Dennis Alcapone, a true living legend of reggae, is a must for all lovers of Jamaican deejays.

His experience as a DJ, his vocal talent and his talent as a musician have given him a well-deserved place in the history of modern music.

Dennis Alcapone is one of the original Dee-Jays, a classic performer of extraordinary talent. 

Born in Clarendon, Jamaica in 1947, Dennis first started to D.J for the El Paso Hi-Fi in 1969. Influenced by U Roy, his excellent D.J skills and ability to toast over the tracks made El Paso the leading sound system of the time. U Roy was the first D.J to make records voicing over tracks, but it was Dennis' skill and unique style that challenged U Roy's dominance.

It was Keith Hudson who started it with the title: "Spanish Amigo" under his real name. It is the beginning of a beautiful collaboration which sees a certain number of hits released such as: "Shades of Hudson", "Spanish Omega", "Revelation Version", "Maca Version" and "Sky's The Limit".

He then left Keith Hudson to join the Studio One stable where he adopted his nickname because of his fascination with gangster films of this period. 

His collaboration with Coxsone led to the hit "Nanny Version". Dennis Alcapone's speciality is that of all the deejays of this era: toaster-talking on hit titles. And it is at Treasure Isle that he will best illustrate himself in this discipline with titles such as: "Number One Station", "Mosquito One", "Rock To The Beat", "Love Is Not A Gamble", "Wake Up Jamaica" between 1971 and 1972.

Success followed success, and his first album, Guns don't argue, was produced by Bunny Lee. So much so that in the early 1970s he toured the world, after being named best DJ in Jamaica in 1972 and 1973.

He settled in England in the late 70's, although he continued to record for Jamaican producers.

From the mid-70's onwards, he became much less active and spent most of his time in England. The death of his mother in 1979 shocked him greatly and did not encourage him to return to the music world. He did not return until 1990 to record an album with Bunny Lee in Jamaica. He also made an appearance on Adrian Sherwood's opus "Two Bad Card". 

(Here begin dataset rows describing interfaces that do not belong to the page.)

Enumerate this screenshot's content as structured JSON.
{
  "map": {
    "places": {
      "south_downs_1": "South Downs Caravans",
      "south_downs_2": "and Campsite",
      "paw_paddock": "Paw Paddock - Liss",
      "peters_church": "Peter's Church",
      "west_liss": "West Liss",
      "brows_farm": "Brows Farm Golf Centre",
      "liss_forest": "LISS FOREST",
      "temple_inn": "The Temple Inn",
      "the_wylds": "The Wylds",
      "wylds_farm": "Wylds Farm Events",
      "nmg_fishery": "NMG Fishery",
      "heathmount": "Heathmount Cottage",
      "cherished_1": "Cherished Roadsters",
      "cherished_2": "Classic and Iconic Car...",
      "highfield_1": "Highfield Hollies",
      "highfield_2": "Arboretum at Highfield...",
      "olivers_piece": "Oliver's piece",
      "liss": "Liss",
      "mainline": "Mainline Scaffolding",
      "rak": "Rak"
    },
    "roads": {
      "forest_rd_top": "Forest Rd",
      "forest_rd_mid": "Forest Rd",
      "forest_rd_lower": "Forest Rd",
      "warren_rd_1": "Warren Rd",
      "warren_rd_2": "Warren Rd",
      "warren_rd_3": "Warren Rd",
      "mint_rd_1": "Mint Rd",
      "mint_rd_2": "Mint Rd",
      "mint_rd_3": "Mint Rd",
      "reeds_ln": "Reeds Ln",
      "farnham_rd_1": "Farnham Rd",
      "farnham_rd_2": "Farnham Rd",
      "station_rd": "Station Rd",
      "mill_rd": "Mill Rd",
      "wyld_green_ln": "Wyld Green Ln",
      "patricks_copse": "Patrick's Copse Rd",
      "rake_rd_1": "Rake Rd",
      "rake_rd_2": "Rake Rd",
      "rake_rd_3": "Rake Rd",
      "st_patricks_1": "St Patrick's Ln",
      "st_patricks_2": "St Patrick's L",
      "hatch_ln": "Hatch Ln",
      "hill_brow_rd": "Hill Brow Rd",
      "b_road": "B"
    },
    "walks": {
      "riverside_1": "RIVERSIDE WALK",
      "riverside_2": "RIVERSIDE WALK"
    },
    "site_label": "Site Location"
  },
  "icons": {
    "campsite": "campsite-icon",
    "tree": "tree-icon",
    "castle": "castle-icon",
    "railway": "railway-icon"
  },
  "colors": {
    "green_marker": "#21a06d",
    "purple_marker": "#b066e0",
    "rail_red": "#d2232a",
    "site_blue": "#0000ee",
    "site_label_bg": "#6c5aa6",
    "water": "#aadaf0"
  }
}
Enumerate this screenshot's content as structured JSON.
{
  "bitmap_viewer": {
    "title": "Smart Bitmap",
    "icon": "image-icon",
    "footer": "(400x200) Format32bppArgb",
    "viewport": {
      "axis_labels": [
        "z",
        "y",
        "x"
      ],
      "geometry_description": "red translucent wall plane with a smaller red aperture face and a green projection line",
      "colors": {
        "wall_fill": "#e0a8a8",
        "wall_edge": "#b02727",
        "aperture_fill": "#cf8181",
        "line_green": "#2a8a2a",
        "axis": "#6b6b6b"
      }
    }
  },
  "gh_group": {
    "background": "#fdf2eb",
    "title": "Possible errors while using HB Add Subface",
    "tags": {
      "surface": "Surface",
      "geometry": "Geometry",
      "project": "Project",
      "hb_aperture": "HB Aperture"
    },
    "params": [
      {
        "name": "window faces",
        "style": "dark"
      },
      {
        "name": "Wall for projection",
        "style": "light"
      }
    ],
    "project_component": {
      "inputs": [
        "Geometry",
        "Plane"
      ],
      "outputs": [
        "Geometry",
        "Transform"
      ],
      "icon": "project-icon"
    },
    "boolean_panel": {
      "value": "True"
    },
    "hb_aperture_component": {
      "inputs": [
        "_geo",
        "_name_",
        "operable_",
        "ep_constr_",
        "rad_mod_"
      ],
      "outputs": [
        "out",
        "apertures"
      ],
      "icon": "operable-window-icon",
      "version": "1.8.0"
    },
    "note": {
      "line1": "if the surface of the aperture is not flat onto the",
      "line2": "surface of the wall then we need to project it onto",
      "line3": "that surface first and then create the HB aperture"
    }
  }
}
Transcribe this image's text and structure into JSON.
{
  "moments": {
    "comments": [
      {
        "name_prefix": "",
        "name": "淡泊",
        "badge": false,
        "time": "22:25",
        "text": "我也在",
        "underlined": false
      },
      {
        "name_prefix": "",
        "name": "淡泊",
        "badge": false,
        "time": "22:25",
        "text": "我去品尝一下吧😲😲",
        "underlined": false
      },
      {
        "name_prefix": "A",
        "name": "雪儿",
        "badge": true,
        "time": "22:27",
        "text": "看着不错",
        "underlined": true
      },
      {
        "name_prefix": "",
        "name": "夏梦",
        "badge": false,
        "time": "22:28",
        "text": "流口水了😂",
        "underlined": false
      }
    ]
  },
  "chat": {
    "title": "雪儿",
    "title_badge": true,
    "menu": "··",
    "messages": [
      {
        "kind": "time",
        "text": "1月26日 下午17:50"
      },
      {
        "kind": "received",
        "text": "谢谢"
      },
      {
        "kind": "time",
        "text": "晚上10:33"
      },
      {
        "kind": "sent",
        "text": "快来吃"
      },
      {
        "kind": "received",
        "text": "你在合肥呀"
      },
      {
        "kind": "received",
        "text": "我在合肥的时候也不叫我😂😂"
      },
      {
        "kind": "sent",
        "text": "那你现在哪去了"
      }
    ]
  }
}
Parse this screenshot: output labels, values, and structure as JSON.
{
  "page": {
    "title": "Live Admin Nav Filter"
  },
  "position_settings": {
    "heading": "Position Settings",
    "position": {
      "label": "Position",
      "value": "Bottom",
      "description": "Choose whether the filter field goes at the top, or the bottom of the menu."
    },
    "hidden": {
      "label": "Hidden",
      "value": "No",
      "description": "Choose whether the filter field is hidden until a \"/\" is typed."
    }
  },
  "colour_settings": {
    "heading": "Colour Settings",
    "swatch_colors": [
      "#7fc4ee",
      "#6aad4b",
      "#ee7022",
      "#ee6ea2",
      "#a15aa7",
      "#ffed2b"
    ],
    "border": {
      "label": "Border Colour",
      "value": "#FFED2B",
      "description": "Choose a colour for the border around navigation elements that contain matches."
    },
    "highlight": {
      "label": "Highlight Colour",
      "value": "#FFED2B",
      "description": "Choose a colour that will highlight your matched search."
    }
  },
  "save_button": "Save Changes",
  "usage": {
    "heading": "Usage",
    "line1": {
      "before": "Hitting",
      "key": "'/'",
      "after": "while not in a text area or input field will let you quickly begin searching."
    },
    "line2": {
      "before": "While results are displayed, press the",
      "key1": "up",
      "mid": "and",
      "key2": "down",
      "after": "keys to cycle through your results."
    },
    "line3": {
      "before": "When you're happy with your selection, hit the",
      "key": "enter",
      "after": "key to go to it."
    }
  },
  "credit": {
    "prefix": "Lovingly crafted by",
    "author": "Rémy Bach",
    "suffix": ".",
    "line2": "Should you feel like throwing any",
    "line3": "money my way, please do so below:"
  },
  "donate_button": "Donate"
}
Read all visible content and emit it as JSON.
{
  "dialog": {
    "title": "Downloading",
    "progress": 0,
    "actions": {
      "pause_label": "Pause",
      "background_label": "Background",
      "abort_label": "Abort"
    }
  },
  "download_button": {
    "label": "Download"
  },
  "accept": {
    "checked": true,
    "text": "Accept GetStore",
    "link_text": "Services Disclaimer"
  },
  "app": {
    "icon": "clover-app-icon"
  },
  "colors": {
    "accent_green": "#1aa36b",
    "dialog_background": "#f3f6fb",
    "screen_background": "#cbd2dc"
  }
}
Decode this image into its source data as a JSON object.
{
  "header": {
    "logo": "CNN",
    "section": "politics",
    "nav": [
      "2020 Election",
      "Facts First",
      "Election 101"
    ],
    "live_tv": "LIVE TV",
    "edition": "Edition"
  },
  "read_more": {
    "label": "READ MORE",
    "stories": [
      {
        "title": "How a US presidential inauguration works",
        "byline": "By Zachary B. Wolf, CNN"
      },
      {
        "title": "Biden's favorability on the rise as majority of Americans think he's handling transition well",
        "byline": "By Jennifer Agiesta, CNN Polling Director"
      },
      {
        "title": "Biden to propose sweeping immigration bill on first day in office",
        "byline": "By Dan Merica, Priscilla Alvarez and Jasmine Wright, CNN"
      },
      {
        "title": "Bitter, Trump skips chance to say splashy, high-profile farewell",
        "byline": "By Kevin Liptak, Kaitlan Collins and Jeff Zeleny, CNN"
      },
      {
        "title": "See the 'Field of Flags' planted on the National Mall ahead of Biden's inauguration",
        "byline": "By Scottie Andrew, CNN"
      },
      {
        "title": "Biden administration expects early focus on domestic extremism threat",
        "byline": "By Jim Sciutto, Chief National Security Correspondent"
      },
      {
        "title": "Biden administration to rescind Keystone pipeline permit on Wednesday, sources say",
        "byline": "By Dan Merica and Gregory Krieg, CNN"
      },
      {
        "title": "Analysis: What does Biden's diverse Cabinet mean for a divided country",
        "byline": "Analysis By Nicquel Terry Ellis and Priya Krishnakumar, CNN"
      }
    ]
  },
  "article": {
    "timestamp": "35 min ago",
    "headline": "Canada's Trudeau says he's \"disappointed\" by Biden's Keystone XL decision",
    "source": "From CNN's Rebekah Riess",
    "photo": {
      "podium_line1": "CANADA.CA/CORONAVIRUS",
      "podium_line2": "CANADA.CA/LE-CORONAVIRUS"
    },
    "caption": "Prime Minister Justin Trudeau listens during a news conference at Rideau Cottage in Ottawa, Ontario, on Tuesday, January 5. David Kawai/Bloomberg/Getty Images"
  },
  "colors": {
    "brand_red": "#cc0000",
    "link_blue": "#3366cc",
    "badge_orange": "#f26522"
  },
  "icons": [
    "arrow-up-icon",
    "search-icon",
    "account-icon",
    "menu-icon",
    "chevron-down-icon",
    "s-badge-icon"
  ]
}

His last album to date, "21st Century Version", was produced by Mad Professor in 1997. 

His stage appearances are increasingly rare in the 2000s. Nevertheless, he remains one of the most respected deejays in reggae.